-- Exercise data follows --

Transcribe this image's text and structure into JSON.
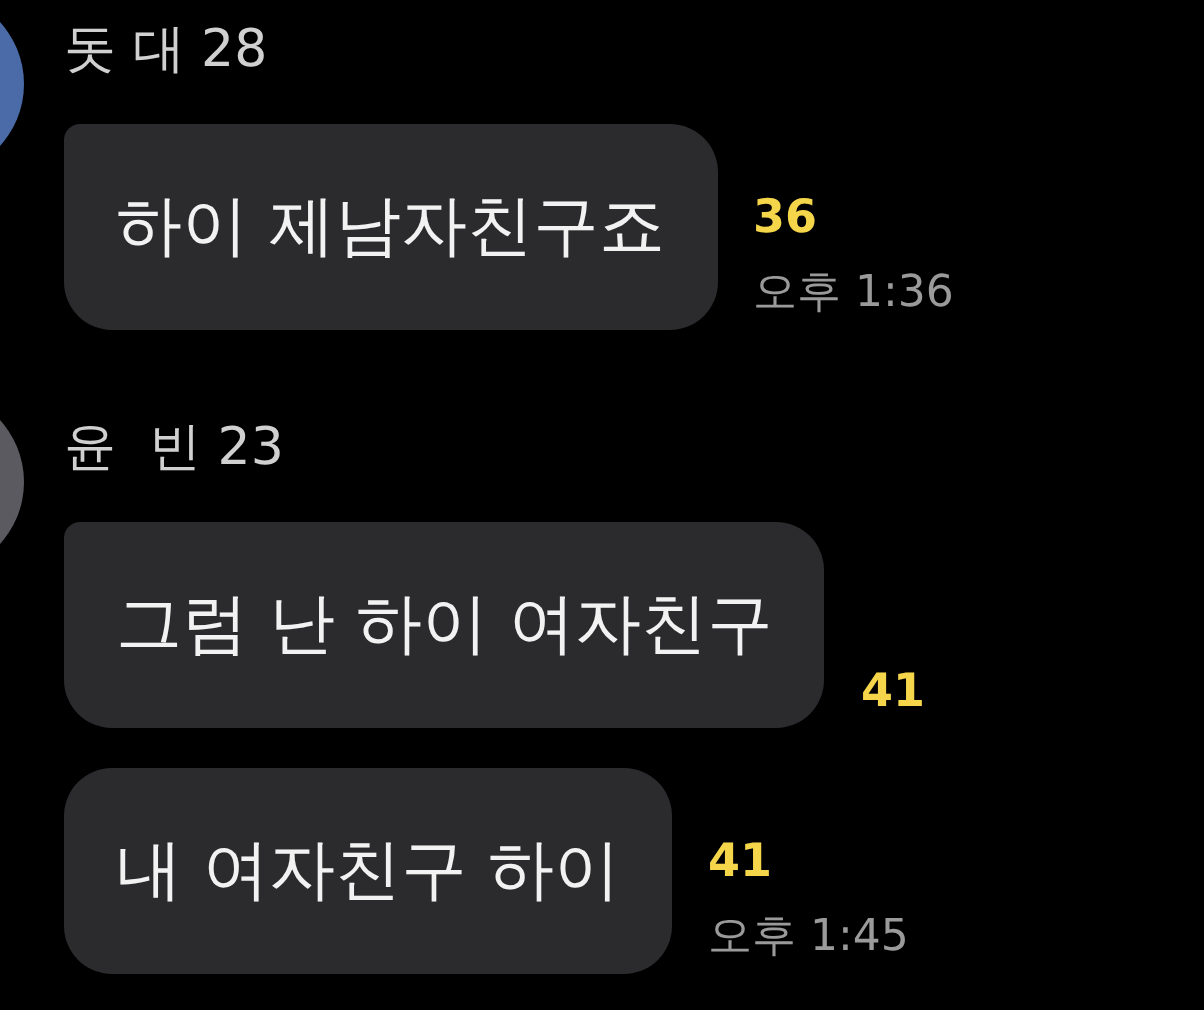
{
  "groups": [
    {
      "sender": "돗 대 28",
      "avatar": {
        "color": "#4a6aa8"
      },
      "messages": [
        {
          "text": "하이 제남자친구죠",
          "unread": "36",
          "time": "오후 1:36"
        }
      ]
    },
    {
      "sender": "윤  빈 23",
      "avatar": {
        "color": "#5a5a60"
      },
      "messages": [
        {
          "text": "그럼 난 하이 여자친구",
          "unread": "41"
        },
        {
          "text": "내 여자친구 하이",
          "unread": "41",
          "time": "오후 1:45"
        }
      ]
    }
  ]
}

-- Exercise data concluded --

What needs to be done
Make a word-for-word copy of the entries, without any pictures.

Written reply
Transcribe this image's text and structure into JSON.
{
  "groups": [
    {
      "sender": "돗 대 28",
      "avatar": {
        "color": "#4a6aa8"
      },
      "messages": [
        {
          "text": "하이 제남자친구죠",
          "unread": "36",
          "time": "오후 1:36"
        }
      ]
    },
    {
      "sender": "윤  빈 23",
      "avatar": {
        "color": "#5a5a60"
      },
      "messages": [
        {
          "text": "그럼 난 하이 여자친구",
          "unread": "41"
        },
        {
          "text": "내 여자친구 하이",
          "unread": "41",
          "time": "오후 1:45"
        }
      ]
    }
  ]
}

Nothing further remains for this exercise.